Website and app data records
- Opening Delimiter -

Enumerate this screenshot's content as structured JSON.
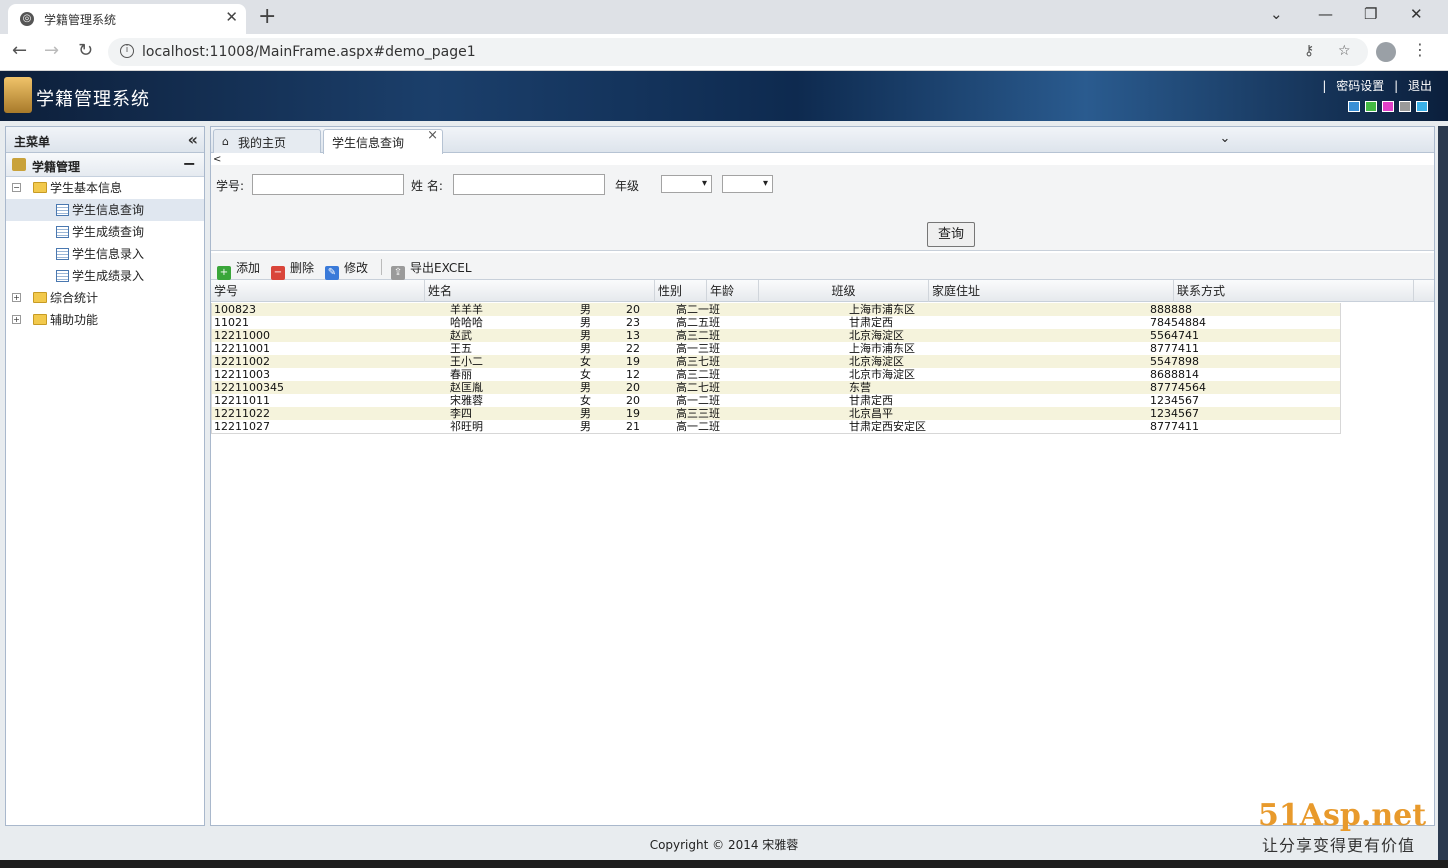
{
  "browser": {
    "tab_title": "学籍管理系统",
    "tab_close": "✕",
    "new_tab": "+",
    "url": "localhost:11008/MainFrame.aspx#demo_page1",
    "win_min": "—",
    "win_restore": "❐",
    "win_close": "✕",
    "tab_list": "⌄"
  },
  "header": {
    "title": "学籍管理系统",
    "sep1": "|",
    "password_link": "密码设置",
    "sep2": "|",
    "logout_link": "退出",
    "theme_colors": [
      "#3a8fd6",
      "#44b944",
      "#e040c8",
      "#9a9a9a",
      "#3ab0e8"
    ]
  },
  "sidebar": {
    "title": "主菜单",
    "collapse": "«",
    "section_title": "学籍管理",
    "section_toggle": "−",
    "items": [
      {
        "label": "学生基本信息"
      },
      {
        "label": "学生信息查询"
      },
      {
        "label": "学生成绩查询"
      },
      {
        "label": "学生信息录入"
      },
      {
        "label": "学生成绩录入"
      },
      {
        "label": "综合统计"
      },
      {
        "label": "辅助功能"
      }
    ]
  },
  "tabs": {
    "home": "我的主页",
    "active": "学生信息查询",
    "close": "×",
    "dropdown": "⌄"
  },
  "query": {
    "lt": "<",
    "student_no_label": "学号:",
    "name_label": "姓 名:",
    "grade_label": "年级",
    "select_arrow": "▾",
    "search_button": "查询"
  },
  "toolbar": {
    "add": "添加",
    "delete": "删除",
    "edit": "修改",
    "export": "导出EXCEL"
  },
  "table": {
    "columns": [
      "学号",
      "姓名",
      "性别",
      "年龄",
      "班级",
      "家庭住址",
      "联系方式"
    ],
    "rows": [
      [
        "100823",
        "羊羊羊",
        "男",
        "20",
        "高二一班",
        "上海市浦东区",
        "888888"
      ],
      [
        "11021",
        "哈哈哈",
        "男",
        "23",
        "高二五班",
        "甘肃定西",
        "78454884"
      ],
      [
        "12211000",
        "赵武",
        "男",
        "13",
        "高三二班",
        "北京海淀区",
        "5564741"
      ],
      [
        "12211001",
        "王五",
        "男",
        "22",
        "高一三班",
        "上海市浦东区",
        "8777411"
      ],
      [
        "12211002",
        "王小二",
        "女",
        "19",
        "高三七班",
        "北京海淀区",
        "5547898"
      ],
      [
        "12211003",
        "春丽",
        "女",
        "12",
        "高三二班",
        "北京市海淀区",
        "8688814"
      ],
      [
        "1221100345",
        "赵匡胤",
        "男",
        "20",
        "高二七班",
        "东营",
        "87774564"
      ],
      [
        "12211011",
        "宋雅蓉",
        "女",
        "20",
        "高一二班",
        "甘肃定西",
        "1234567"
      ],
      [
        "12211022",
        "李四",
        "男",
        "19",
        "高三三班",
        "北京昌平",
        "1234567"
      ],
      [
        "12211027",
        "祁旺明",
        "男",
        "21",
        "高一二班",
        "甘肃定西安定区",
        "8777411"
      ]
    ]
  },
  "footer": {
    "copyright": "Copyright © 2014 宋雅蓉"
  },
  "watermark": {
    "brand": "51Asp.net",
    "slogan": "让分享变得更有价值"
  }
}
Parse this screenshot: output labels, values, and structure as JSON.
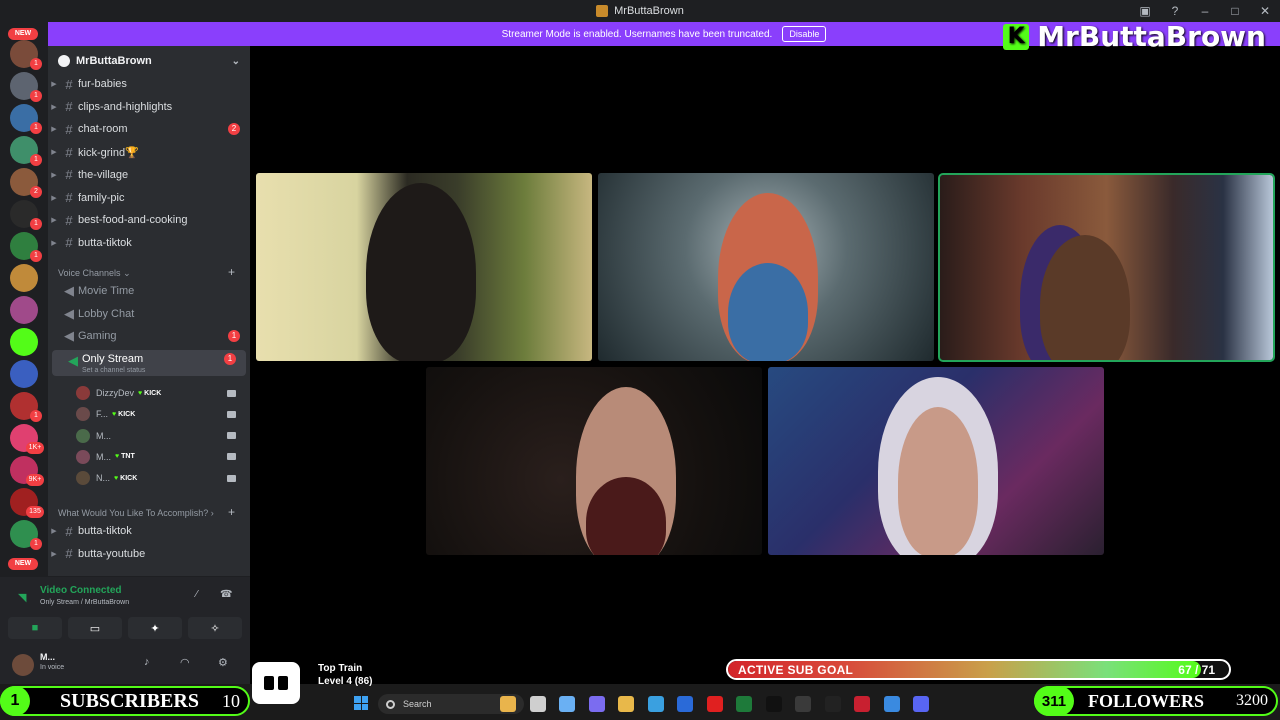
{
  "window": {
    "title": "MrButtaBrown"
  },
  "banner": {
    "text": "Streamer Mode is enabled. Usernames have been truncated.",
    "button": "Disable"
  },
  "brand": {
    "logo_letter": "K",
    "name": "MrButtaBrown"
  },
  "rail": {
    "new_label_top": "NEW",
    "new_label_bottom": "NEW",
    "servers": [
      {
        "color": "#7a4b3a",
        "badge": "1"
      },
      {
        "color": "#5d6470",
        "badge": "1"
      },
      {
        "color": "#3a6ea5",
        "badge": "1"
      },
      {
        "color": "#3f8f6a",
        "badge": "1"
      },
      {
        "color": "#8b5a3c",
        "badge": "2"
      },
      {
        "color": "#2a2a2a",
        "badge": "1"
      },
      {
        "color": "#2f7f3f",
        "badge": "1"
      },
      {
        "color": "#c08a3a",
        "badge": ""
      },
      {
        "color": "#a04a8a",
        "badge": ""
      },
      {
        "color": "#53fc18",
        "badge": ""
      },
      {
        "color": "#3a5fc0",
        "badge": ""
      },
      {
        "color": "#b03030",
        "badge": "1"
      },
      {
        "color": "#e04070",
        "badge": "1K+"
      },
      {
        "color": "#c03060",
        "badge": "9K+"
      },
      {
        "color": "#a02020",
        "badge": "135"
      },
      {
        "color": "#2f8f4f",
        "badge": "1"
      }
    ]
  },
  "sidebar": {
    "guild_name": "MrButtaBrown",
    "text_channels": [
      {
        "name": "fur-babies",
        "mention": ""
      },
      {
        "name": "clips-and-highlights",
        "mention": ""
      },
      {
        "name": "chat-room",
        "mention": "2"
      },
      {
        "name": "kick-grind🏆",
        "mention": ""
      },
      {
        "name": "the-village",
        "mention": ""
      },
      {
        "name": "family-pic",
        "mention": ""
      },
      {
        "name": "best-food-and-cooking",
        "mention": ""
      },
      {
        "name": "butta-tiktok",
        "mention": ""
      }
    ],
    "voice_category": "Voice Channels",
    "voice_channels": [
      {
        "name": "Movie Time",
        "mention": ""
      },
      {
        "name": "Lobby Chat",
        "mention": ""
      },
      {
        "name": "Gaming",
        "mention": "1"
      }
    ],
    "active_voice": {
      "name": "Only Stream",
      "mention": "1",
      "status": "Set a channel status"
    },
    "members": [
      {
        "name": "DizzyDev",
        "tag": "KICK",
        "color": "#8a3a3a"
      },
      {
        "name": "F...",
        "tag": "KICK",
        "color": "#6a4a4a"
      },
      {
        "name": "M...",
        "tag": "",
        "color": "#4a6a4a"
      },
      {
        "name": "M...",
        "tag": "TNT",
        "color": "#7a4a5a"
      },
      {
        "name": "N...",
        "tag": "KICK",
        "color": "#5a4a3a"
      }
    ],
    "category2": "What Would You Like To Accomplish?",
    "bottom_channels": [
      {
        "name": "butta-tiktok"
      },
      {
        "name": "butta-youtube"
      }
    ]
  },
  "voice_panel": {
    "title": "Video Connected",
    "subtitle": "Only Stream / MrButtaBrown"
  },
  "user_panel": {
    "name": "M...",
    "status": "In voice"
  },
  "overlay": {
    "subs_count": "1",
    "subs_label": "SUBSCRIBERS",
    "subs_goal": "10",
    "train_title": "Top Train",
    "train_level": "Level 4 (86)",
    "subgoal_label": "ACTIVE SUB GOAL",
    "subgoal_count": "67 / 71",
    "subgoal_progress": 0.944,
    "followers_count": "311",
    "followers_label": "FOLLOWERS",
    "followers_goal": "3200"
  },
  "taskbar": {
    "search_placeholder": "Search"
  }
}
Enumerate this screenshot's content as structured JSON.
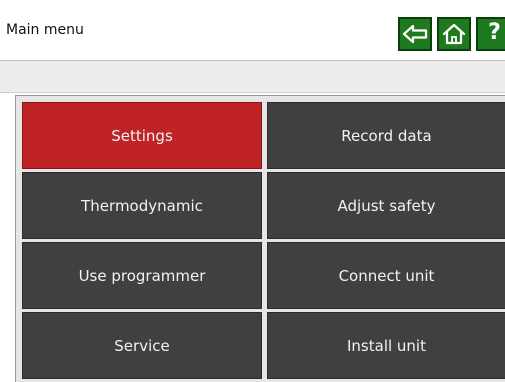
{
  "header": {
    "title": "Main menu",
    "back_icon": "left-arrow-icon",
    "home_icon": "home-icon",
    "help_label": "?"
  },
  "colors": {
    "nav_button": "#1f7a1f",
    "menu_button": "#404040",
    "menu_button_active": "#bf2326"
  },
  "menu": {
    "items": [
      {
        "label": "Settings",
        "active": true
      },
      {
        "label": "Record data",
        "active": false
      },
      {
        "label": "Thermodynamic",
        "active": false
      },
      {
        "label": "Adjust safety",
        "active": false
      },
      {
        "label": "Use programmer",
        "active": false
      },
      {
        "label": "Connect unit",
        "active": false
      },
      {
        "label": "Service",
        "active": false
      },
      {
        "label": "Install unit",
        "active": false
      }
    ]
  }
}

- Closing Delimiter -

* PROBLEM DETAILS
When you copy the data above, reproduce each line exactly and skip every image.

* SOLUTION
Enumerate this screenshot's content as structured JSON.
{
  "browser": {
    "tab_title": "学籍管理系统",
    "tab_close": "✕",
    "new_tab": "+",
    "url": "localhost:11008/MainFrame.aspx#demo_page1",
    "win_min": "—",
    "win_restore": "❐",
    "win_close": "✕",
    "tab_list": "⌄"
  },
  "header": {
    "title": "学籍管理系统",
    "sep1": "|",
    "password_link": "密码设置",
    "sep2": "|",
    "logout_link": "退出",
    "theme_colors": [
      "#3a8fd6",
      "#44b944",
      "#e040c8",
      "#9a9a9a",
      "#3ab0e8"
    ]
  },
  "sidebar": {
    "title": "主菜单",
    "collapse": "«",
    "section_title": "学籍管理",
    "section_toggle": "−",
    "items": [
      {
        "label": "学生基本信息"
      },
      {
        "label": "学生信息查询"
      },
      {
        "label": "学生成绩查询"
      },
      {
        "label": "学生信息录入"
      },
      {
        "label": "学生成绩录入"
      },
      {
        "label": "综合统计"
      },
      {
        "label": "辅助功能"
      }
    ]
  },
  "tabs": {
    "home": "我的主页",
    "active": "学生信息查询",
    "close": "×",
    "dropdown": "⌄"
  },
  "query": {
    "lt": "<",
    "student_no_label": "学号:",
    "name_label": "姓 名:",
    "grade_label": "年级",
    "select_arrow": "▾",
    "search_button": "查询"
  },
  "toolbar": {
    "add": "添加",
    "delete": "删除",
    "edit": "修改",
    "export": "导出EXCEL"
  },
  "table": {
    "columns": [
      "学号",
      "姓名",
      "性别",
      "年龄",
      "班级",
      "家庭住址",
      "联系方式"
    ],
    "rows": [
      [
        "100823",
        "羊羊羊",
        "男",
        "20",
        "高二一班",
        "上海市浦东区",
        "888888"
      ],
      [
        "11021",
        "哈哈哈",
        "男",
        "23",
        "高二五班",
        "甘肃定西",
        "78454884"
      ],
      [
        "12211000",
        "赵武",
        "男",
        "13",
        "高三二班",
        "北京海淀区",
        "5564741"
      ],
      [
        "12211001",
        "王五",
        "男",
        "22",
        "高一三班",
        "上海市浦东区",
        "8777411"
      ],
      [
        "12211002",
        "王小二",
        "女",
        "19",
        "高三七班",
        "北京海淀区",
        "5547898"
      ],
      [
        "12211003",
        "春丽",
        "女",
        "12",
        "高三二班",
        "北京市海淀区",
        "8688814"
      ],
      [
        "1221100345",
        "赵匡胤",
        "男",
        "20",
        "高二七班",
        "东营",
        "87774564"
      ],
      [
        "12211011",
        "宋雅蓉",
        "女",
        "20",
        "高一二班",
        "甘肃定西",
        "1234567"
      ],
      [
        "12211022",
        "李四",
        "男",
        "19",
        "高三三班",
        "北京昌平",
        "1234567"
      ],
      [
        "12211027",
        "祁旺明",
        "男",
        "21",
        "高一二班",
        "甘肃定西安定区",
        "8777411"
      ]
    ]
  },
  "footer": {
    "copyright": "Copyright © 2014 宋雅蓉"
  },
  "watermark": {
    "brand": "51Asp.net",
    "slogan": "让分享变得更有价值"
  }
}
Parse this screenshot: output labels, values, and structure as JSON.
{
  "window": {
    "title": "MrButtaBrown"
  },
  "banner": {
    "text": "Streamer Mode is enabled. Usernames have been truncated.",
    "button": "Disable"
  },
  "brand": {
    "logo_letter": "K",
    "name": "MrButtaBrown"
  },
  "rail": {
    "new_label_top": "NEW",
    "new_label_bottom": "NEW",
    "servers": [
      {
        "color": "#7a4b3a",
        "badge": "1"
      },
      {
        "color": "#5d6470",
        "badge": "1"
      },
      {
        "color": "#3a6ea5",
        "badge": "1"
      },
      {
        "color": "#3f8f6a",
        "badge": "1"
      },
      {
        "color": "#8b5a3c",
        "badge": "2"
      },
      {
        "color": "#2a2a2a",
        "badge": "1"
      },
      {
        "color": "#2f7f3f",
        "badge": "1"
      },
      {
        "color": "#c08a3a",
        "badge": ""
      },
      {
        "color": "#a04a8a",
        "badge": ""
      },
      {
        "color": "#53fc18",
        "badge": ""
      },
      {
        "color": "#3a5fc0",
        "badge": ""
      },
      {
        "color": "#b03030",
        "badge": "1"
      },
      {
        "color": "#e04070",
        "badge": "1K+"
      },
      {
        "color": "#c03060",
        "badge": "9K+"
      },
      {
        "color": "#a02020",
        "badge": "135"
      },
      {
        "color": "#2f8f4f",
        "badge": "1"
      }
    ]
  },
  "sidebar": {
    "guild_name": "MrButtaBrown",
    "text_channels": [
      {
        "name": "fur-babies",
        "mention": ""
      },
      {
        "name": "clips-and-highlights",
        "mention": ""
      },
      {
        "name": "chat-room",
        "mention": "2"
      },
      {
        "name": "kick-grind🏆",
        "mention": ""
      },
      {
        "name": "the-village",
        "mention": ""
      },
      {
        "name": "family-pic",
        "mention": ""
      },
      {
        "name": "best-food-and-cooking",
        "mention": ""
      },
      {
        "name": "butta-tiktok",
        "mention": ""
      }
    ],
    "voice_category": "Voice Channels",
    "voice_channels": [
      {
        "name": "Movie Time",
        "mention": ""
      },
      {
        "name": "Lobby Chat",
        "mention": ""
      },
      {
        "name": "Gaming",
        "mention": "1"
      }
    ],
    "active_voice": {
      "name": "Only Stream",
      "mention": "1",
      "status": "Set a channel status"
    },
    "members": [
      {
        "name": "DizzyDev",
        "tag": "KICK",
        "color": "#8a3a3a"
      },
      {
        "name": "F...",
        "tag": "KICK",
        "color": "#6a4a4a"
      },
      {
        "name": "M...",
        "tag": "",
        "color": "#4a6a4a"
      },
      {
        "name": "M...",
        "tag": "TNT",
        "color": "#7a4a5a"
      },
      {
        "name": "N...",
        "tag": "KICK",
        "color": "#5a4a3a"
      }
    ],
    "category2": "What Would You Like To Accomplish?",
    "bottom_channels": [
      {
        "name": "butta-tiktok"
      },
      {
        "name": "butta-youtube"
      }
    ]
  },
  "voice_panel": {
    "title": "Video Connected",
    "subtitle": "Only Stream / MrButtaBrown"
  },
  "user_panel": {
    "name": "M...",
    "status": "In voice"
  },
  "overlay": {
    "subs_count": "1",
    "subs_label": "SUBSCRIBERS",
    "subs_goal": "10",
    "train_title": "Top Train",
    "train_level": "Level 4 (86)",
    "subgoal_label": "ACTIVE SUB GOAL",
    "subgoal_count": "67 / 71",
    "subgoal_progress": 0.944,
    "followers_count": "311",
    "followers_label": "FOLLOWERS",
    "followers_goal": "3200"
  },
  "taskbar": {
    "search_placeholder": "Search"
  }
}
Enumerate this screenshot's content as structured JSON.
{
  "header": {
    "title": "Main menu",
    "back_icon": "left-arrow-icon",
    "home_icon": "home-icon",
    "help_label": "?"
  },
  "colors": {
    "nav_button": "#1f7a1f",
    "menu_button": "#404040",
    "menu_button_active": "#bf2326"
  },
  "menu": {
    "items": [
      {
        "label": "Settings",
        "active": true
      },
      {
        "label": "Record data",
        "active": false
      },
      {
        "label": "Thermodynamic",
        "active": false
      },
      {
        "label": "Adjust safety",
        "active": false
      },
      {
        "label": "Use programmer",
        "active": false
      },
      {
        "label": "Connect unit",
        "active": false
      },
      {
        "label": "Service",
        "active": false
      },
      {
        "label": "Install unit",
        "active": false
      }
    ]
  }
}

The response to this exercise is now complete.